OPINION

Greece and the rule of law

greece-and-the-rule-of-law

I read the farewell letter that was published in Kathimerini by former Greek prime minister Panagiotis Pikrammenos following the recent death of his friend and colleague Giorgos Panagiotopoulos (both men served as presidents of the Council of State, the country’s highest administrative court).

I will not comment on the more personal aspects of their relationship, except for the importance given by Pikrammenos, now deputy prime minister, to “the way we were brought up” and “values we were taught [as kids] by our families and schools,” a decisive springboard for any society that aspires to move forward to a better future.

There are many didactic references for anyone who is interested in seeing a better version of Greece (an ambition some people are actually struggling for). References, that is, to a country where the rule of law is respected and inevitably plays a fundamental role in securing the smooth functioning of society.

There are also references to economic growth. After all, it is common knowledge that foreign investors have always been put off more by the absence of the rule of law than by high tax rates.

Pikrammenos points out that the two top judges had always been brought together by their shared beliefs, convictions, allegiances and, above all, by their shared passion for the objective, fair and expeditious administration of justice.

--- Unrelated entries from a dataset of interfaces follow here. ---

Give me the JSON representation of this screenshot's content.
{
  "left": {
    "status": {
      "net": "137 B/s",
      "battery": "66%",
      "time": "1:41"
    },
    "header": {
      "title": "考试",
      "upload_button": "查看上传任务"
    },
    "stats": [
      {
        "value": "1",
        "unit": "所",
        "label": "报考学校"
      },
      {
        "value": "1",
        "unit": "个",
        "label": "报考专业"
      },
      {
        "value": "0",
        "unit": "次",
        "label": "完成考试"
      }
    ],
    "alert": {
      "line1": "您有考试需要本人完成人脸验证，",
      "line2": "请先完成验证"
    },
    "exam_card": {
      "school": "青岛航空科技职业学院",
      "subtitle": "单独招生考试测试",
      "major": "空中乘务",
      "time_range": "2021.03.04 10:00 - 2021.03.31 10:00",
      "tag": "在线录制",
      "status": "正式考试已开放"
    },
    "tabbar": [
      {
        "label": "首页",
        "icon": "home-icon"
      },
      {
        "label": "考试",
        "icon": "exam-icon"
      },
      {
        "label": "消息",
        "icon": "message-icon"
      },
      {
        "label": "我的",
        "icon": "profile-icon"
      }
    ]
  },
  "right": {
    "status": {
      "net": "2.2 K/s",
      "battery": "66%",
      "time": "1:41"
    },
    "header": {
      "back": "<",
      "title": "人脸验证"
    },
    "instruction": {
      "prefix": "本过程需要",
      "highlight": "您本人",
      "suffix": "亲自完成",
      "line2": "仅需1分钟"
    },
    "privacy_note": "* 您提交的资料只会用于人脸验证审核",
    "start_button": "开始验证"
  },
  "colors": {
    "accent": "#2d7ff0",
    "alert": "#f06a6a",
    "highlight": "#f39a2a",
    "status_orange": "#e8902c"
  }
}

The element that permeates the emotional farewell of a top court official to an equally renowned colleague is the commitment to justice.

The message that effortlessly emerges is the necessity of appointing in the service of this key pillar for the proper functioning of the democratic system people with a proper upbringing and education, people who are dedicated to law enforcement, who work hard and perform their vocation with ethos, courtesy, objectivity and, ultimately, efficiency.

Every country – I would dare say, Greece more than other countries – needs honest, modest and low-key court officials.

Through their private behavior and professional careers these high-caliber judicial officials serve as role model officials and active citizens who, at the close of their significant career, bequeath a significant legacy and are a source of inspiration for future generations.

Their country needs them because they, both directly and indirectly, contribute to the betterment of the political system, the strengthening and prevalence of healthy entrepreneurship and – perhaps most important – to the cultivation of a sense of meritocracy and equality in society.